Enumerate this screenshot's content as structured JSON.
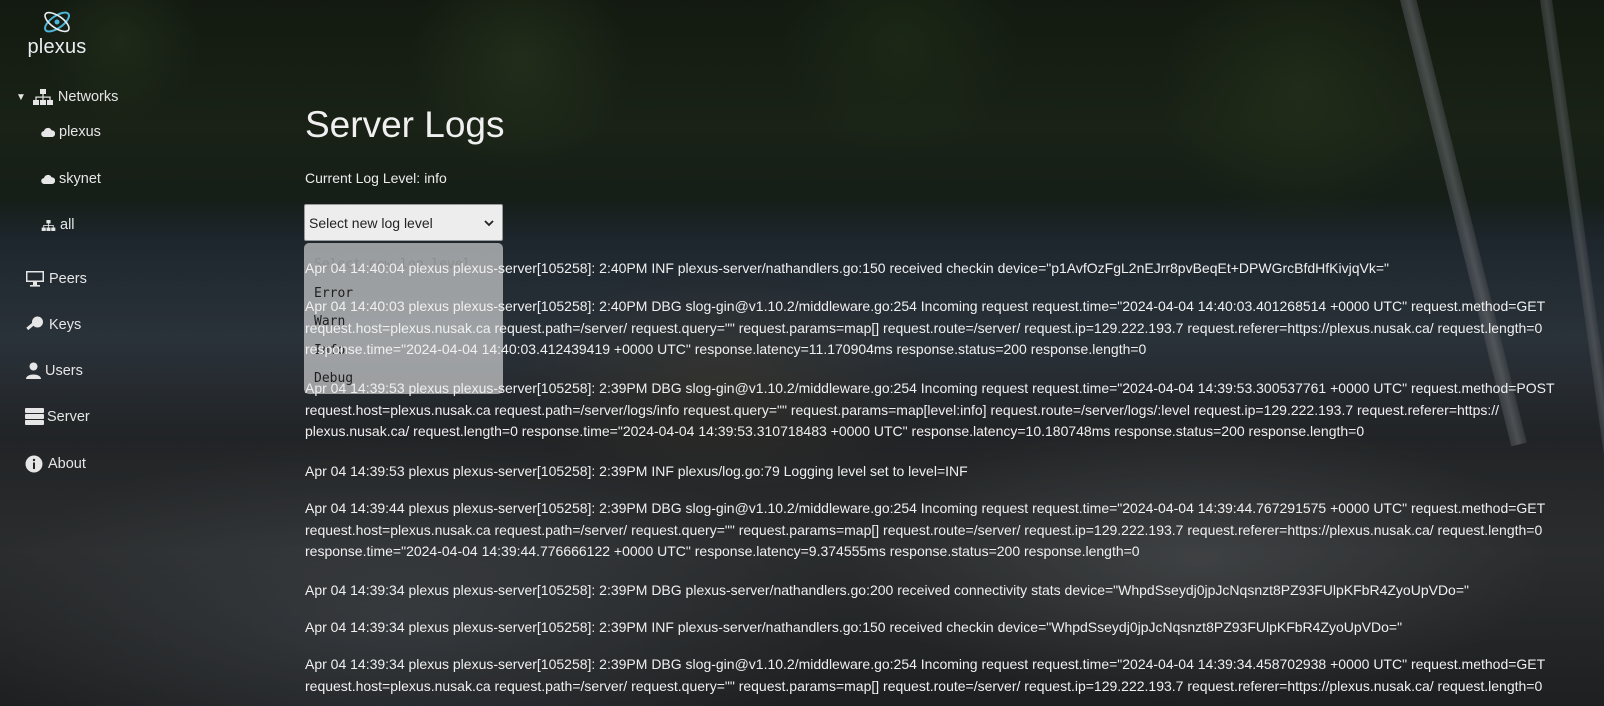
{
  "brand": {
    "name": "plexus"
  },
  "sidebar": {
    "networks_label": "Networks",
    "network_items": [
      "plexus",
      "skynet",
      "all"
    ],
    "items": [
      {
        "label": "Peers",
        "icon": "monitor-icon"
      },
      {
        "label": "Keys",
        "icon": "key-icon"
      },
      {
        "label": "Users",
        "icon": "user-icon"
      },
      {
        "label": "Server",
        "icon": "server-icon"
      },
      {
        "label": "About",
        "icon": "info-icon"
      }
    ]
  },
  "main": {
    "title": "Server Logs",
    "current_level_label": "Current Log Level:",
    "current_level_value": "info",
    "select": {
      "value": "Select new log level",
      "options": [
        "Select new log level",
        "Error",
        "Warn",
        "Info",
        "Debug"
      ]
    },
    "logs": [
      "Apr 04 14:40:04 plexus plexus-server[105258]: 2:40PM INF plexus-server/nathandlers.go:150 received checkin device=\"p1AvfOzFgL2nEJrr8pvBeqEt+DPWGrcBfdHfKivjqVk=\"",
      "Apr 04 14:40:03 plexus plexus-server[105258]: 2:40PM DBG slog-gin@v1.10.2/middleware.go:254 Incoming request request.time=\"2024-04-04 14:40:03.401268514 +0000 UTC\" request.method=GET request.host=plexus.nusak.ca request.path=/server/ request.query=\"\" request.params=map[] request.route=/server/ request.ip=129.222.193.7 request.referer=https://plexus.nusak.ca/ request.length=0 response.time=\"2024-04-04 14:40:03.412439419 +0000 UTC\" response.latency=11.170904ms response.status=200 response.length=0",
      "Apr 04 14:39:53 plexus plexus-server[105258]: 2:39PM DBG slog-gin@v1.10.2/middleware.go:254 Incoming request request.time=\"2024-04-04 14:39:53.300537761 +0000 UTC\" request.method=POST request.host=plexus.nusak.ca request.path=/server/logs/info request.query=\"\" request.params=map[level:info] request.route=/server/logs/:level request.ip=129.222.193.7 request.referer=https:// plexus.nusak.ca/ request.length=0 response.time=\"2024-04-04 14:39:53.310718483 +0000 UTC\" response.latency=10.180748ms response.status=200 response.length=0",
      "Apr 04 14:39:53 plexus plexus-server[105258]: 2:39PM INF plexus/log.go:79 Logging level set to level=INF",
      "Apr 04 14:39:44 plexus plexus-server[105258]: 2:39PM DBG slog-gin@v1.10.2/middleware.go:254 Incoming request request.time=\"2024-04-04 14:39:44.767291575 +0000 UTC\" request.method=GET request.host=plexus.nusak.ca request.path=/server/ request.query=\"\" request.params=map[] request.route=/server/ request.ip=129.222.193.7 request.referer=https://plexus.nusak.ca/ request.length=0 response.time=\"2024-04-04 14:39:44.776666122 +0000 UTC\" response.latency=9.374555ms response.status=200 response.length=0",
      "Apr 04 14:39:34 plexus plexus-server[105258]: 2:39PM DBG plexus-server/nathandlers.go:200 received connectivity stats device=\"WhpdSseydj0jpJcNqsnzt8PZ93FUlpKFbR4ZyoUpVDo=\"",
      "Apr 04 14:39:34 plexus plexus-server[105258]: 2:39PM INF plexus-server/nathandlers.go:150 received checkin device=\"WhpdSseydj0jpJcNqsnzt8PZ93FUlpKFbR4ZyoUpVDo=\"",
      "Apr 04 14:39:34 plexus plexus-server[105258]: 2:39PM DBG slog-gin@v1.10.2/middleware.go:254 Incoming request request.time=\"2024-04-04 14:39:34.458702938 +0000 UTC\" request.method=GET request.host=plexus.nusak.ca request.path=/server/ request.query=\"\" request.params=map[] request.route=/server/ request.ip=129.222.193.7 request.referer=https://plexus.nusak.ca/ request.length=0"
    ]
  }
}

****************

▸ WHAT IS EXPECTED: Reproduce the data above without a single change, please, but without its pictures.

▸ ANSWER TO THIS PROBLEM:
Enumerate this screenshot's content as structured JSON.
{
  "brand": {
    "name": "plexus"
  },
  "sidebar": {
    "networks_label": "Networks",
    "network_items": [
      "plexus",
      "skynet",
      "all"
    ],
    "items": [
      {
        "label": "Peers",
        "icon": "monitor-icon"
      },
      {
        "label": "Keys",
        "icon": "key-icon"
      },
      {
        "label": "Users",
        "icon": "user-icon"
      },
      {
        "label": "Server",
        "icon": "server-icon"
      },
      {
        "label": "About",
        "icon": "info-icon"
      }
    ]
  },
  "main": {
    "title": "Server Logs",
    "current_level_label": "Current Log Level:",
    "current_level_value": "info",
    "select": {
      "value": "Select new log level",
      "options": [
        "Select new log level",
        "Error",
        "Warn",
        "Info",
        "Debug"
      ]
    },
    "logs": [
      "Apr 04 14:40:04 plexus plexus-server[105258]: 2:40PM INF plexus-server/nathandlers.go:150 received checkin device=\"p1AvfOzFgL2nEJrr8pvBeqEt+DPWGrcBfdHfKivjqVk=\"",
      "Apr 04 14:40:03 plexus plexus-server[105258]: 2:40PM DBG slog-gin@v1.10.2/middleware.go:254 Incoming request request.time=\"2024-04-04 14:40:03.401268514 +0000 UTC\" request.method=GET request.host=plexus.nusak.ca request.path=/server/ request.query=\"\" request.params=map[] request.route=/server/ request.ip=129.222.193.7 request.referer=https://plexus.nusak.ca/ request.length=0 response.time=\"2024-04-04 14:40:03.412439419 +0000 UTC\" response.latency=11.170904ms response.status=200 response.length=0",
      "Apr 04 14:39:53 plexus plexus-server[105258]: 2:39PM DBG slog-gin@v1.10.2/middleware.go:254 Incoming request request.time=\"2024-04-04 14:39:53.300537761 +0000 UTC\" request.method=POST request.host=plexus.nusak.ca request.path=/server/logs/info request.query=\"\" request.params=map[level:info] request.route=/server/logs/:level request.ip=129.222.193.7 request.referer=https:// plexus.nusak.ca/ request.length=0 response.time=\"2024-04-04 14:39:53.310718483 +0000 UTC\" response.latency=10.180748ms response.status=200 response.length=0",
      "Apr 04 14:39:53 plexus plexus-server[105258]: 2:39PM INF plexus/log.go:79 Logging level set to level=INF",
      "Apr 04 14:39:44 plexus plexus-server[105258]: 2:39PM DBG slog-gin@v1.10.2/middleware.go:254 Incoming request request.time=\"2024-04-04 14:39:44.767291575 +0000 UTC\" request.method=GET request.host=plexus.nusak.ca request.path=/server/ request.query=\"\" request.params=map[] request.route=/server/ request.ip=129.222.193.7 request.referer=https://plexus.nusak.ca/ request.length=0 response.time=\"2024-04-04 14:39:44.776666122 +0000 UTC\" response.latency=9.374555ms response.status=200 response.length=0",
      "Apr 04 14:39:34 plexus plexus-server[105258]: 2:39PM DBG plexus-server/nathandlers.go:200 received connectivity stats device=\"WhpdSseydj0jpJcNqsnzt8PZ93FUlpKFbR4ZyoUpVDo=\"",
      "Apr 04 14:39:34 plexus plexus-server[105258]: 2:39PM INF plexus-server/nathandlers.go:150 received checkin device=\"WhpdSseydj0jpJcNqsnzt8PZ93FUlpKFbR4ZyoUpVDo=\"",
      "Apr 04 14:39:34 plexus plexus-server[105258]: 2:39PM DBG slog-gin@v1.10.2/middleware.go:254 Incoming request request.time=\"2024-04-04 14:39:34.458702938 +0000 UTC\" request.method=GET request.host=plexus.nusak.ca request.path=/server/ request.query=\"\" request.params=map[] request.route=/server/ request.ip=129.222.193.7 request.referer=https://plexus.nusak.ca/ request.length=0"
    ]
  }
}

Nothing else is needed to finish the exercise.